CANNES, France — It’s official: Steven Spielberg just watched a man set someone’s genitals on fire. The Cannes International Film Festival, which kicked off its 66th edition Wednesday night with the rain-drenched international premiere of Baz Luhrmann’s The Great Gatsby, is notorious for art-house auteurs pushing cinema to its extremes. But Amat Escalante’s ham-fisted Read More
Great Giggling Gatsbys! After taking a hit for over-romanticizing the gaudy decadence of the roaring twenties in hist latest film (and subsequent press tour), director Baz Luhrmann spoke to The Observer at Lamb’s Club Tuesday night during The Cinema Society, Brooks Brothers and Town & Country‘s after party for The Great Gatsby. Apparently, we should just all chill out and not think so hard about the implications of reveling in the excesses of high society, despite the film’s moral statement against such extravagance.
Let’s face it. The Great Gatsby never has been—and probably won’t ever be—successfully turned into a great motion picture. Many have tried (four flop movies, not to mention various small-screen attempts, including a truncated but memorable Playhouse 90 with Robert Ryan and Jeanne Crain in the golden days when TV still knew what quality programming Read More
“I don’t know where you got that idea,” Jay McInerney scoffed at The New York Observer at our 25th Anniversary Party last night at the Four Seasons. “I am not writing a book about The Great Gatsby.” We were baffled; we were sure that we had heard that the Bright Lights, Big City author was busy creating a modern adaptation of the famous F. Scott Fitzgerald novel, set in the Hamptons.
“Are you sure?” We prodded.
An Unbroken Series of Successful Gestures

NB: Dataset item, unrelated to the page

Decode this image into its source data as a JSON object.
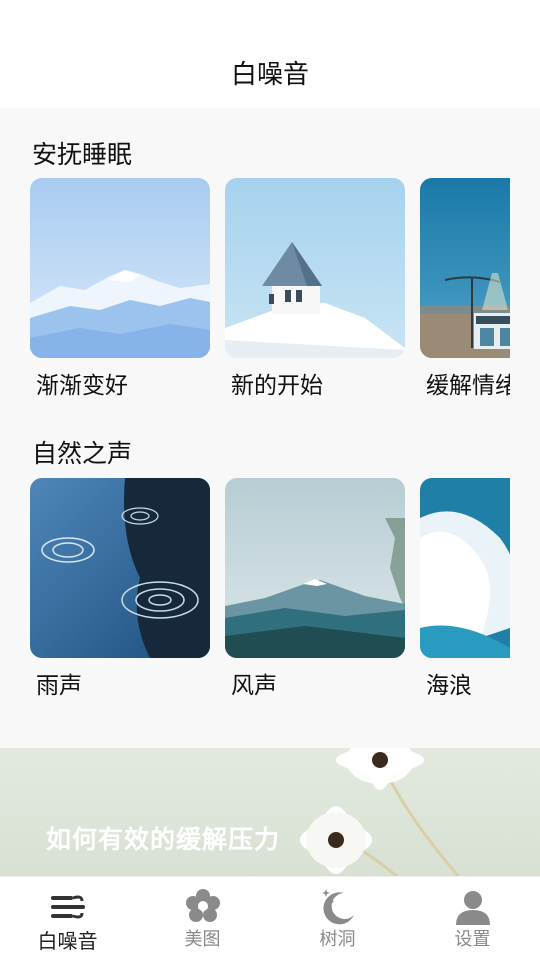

As November ended, Tabber Benedict, a “Gatsbaby” featured in a June, 2012 report in The Observer, pleaded guilty in a Suffolk County court to ten charges related to a drunk-driving incident on July 4, 2011. According to a report in Newsday, Mr. Benedict, a 35-year-old corporate attorney, will lose his law license and will serve time in jail.
Suffolk County D.A. Thomas Spota issued a statement about Mr. Benedict’s plea that called the penalties “completely proportional” to the crime.
The Great Gatsby, the biggest movie of this winter until it was to be the biggest movie of next summer, has screwed its first magazine with its release-date switch. Gatsby is the lead item in Elle‘s September-issue fall preview, with the magazine noting, “Opening day is December 25; our champagne is already on ice.” (Better make sure Read More
The highly-anticipated Great Gatsby re-boot (or whatever!) was to be released this Christmas, but it’s avoiding the Anna Karenina/Django Unchained/Hobbit pile-up with a move to next summer. Totally speculating here: this throws the editorial calendars of several top magazines into chaos. Herewith, our deeply un-educated guesses on the stories and cover lines editors are stuck with:
The Observer has learned that Tabber Benedict, one of the three men featured in this weeks’ cover story on Gatsbabies, has something in common with Jay Gatsby that’s a little less charming than his wardrobe and extravagant lifestyle.
Mr. Benedict, a 35-year-old attorney who runs his own fledgling law practice, is facing charges of aggravated vehicular assault, leaving the scene of the accident, and driving while intoxicated for the 2011 Fourth of July accident in which he is accused of hitting a bicyclist while driving a 2011 GMC Acadia on the Montauk Highway.
An Unbroken Series of Successful Gestures
The girls, so many girls, dressed in pastel-colored wraps that bared shoulders and the swells of their cleavage, clacked their Louboutin heels up a SoHo staircase one muggy May evening.
At the landing, visibly breathless and sweaty, their eyes lit up. They had entered the penthouse loft of Edward Scott Brady, the boyishly handsome world traveler, former classical cello virtuoso and “retired entrepreneur,” who was throwing a “Welcome Back Bash” to honor his return from his seventh trip around the globe.
Last summer’s Midnight in Paris took as its subject a young writer given the tremendous opportunity to meet his literary idols–the writers of the expatriate clique, including Gertrude Stein, F. Scott Fitzgerald, T. S. Eliot, and Ernest Hemingway. It could as easily have been about any young writer or moviegoer as about Owen Wilson’s character, with Read More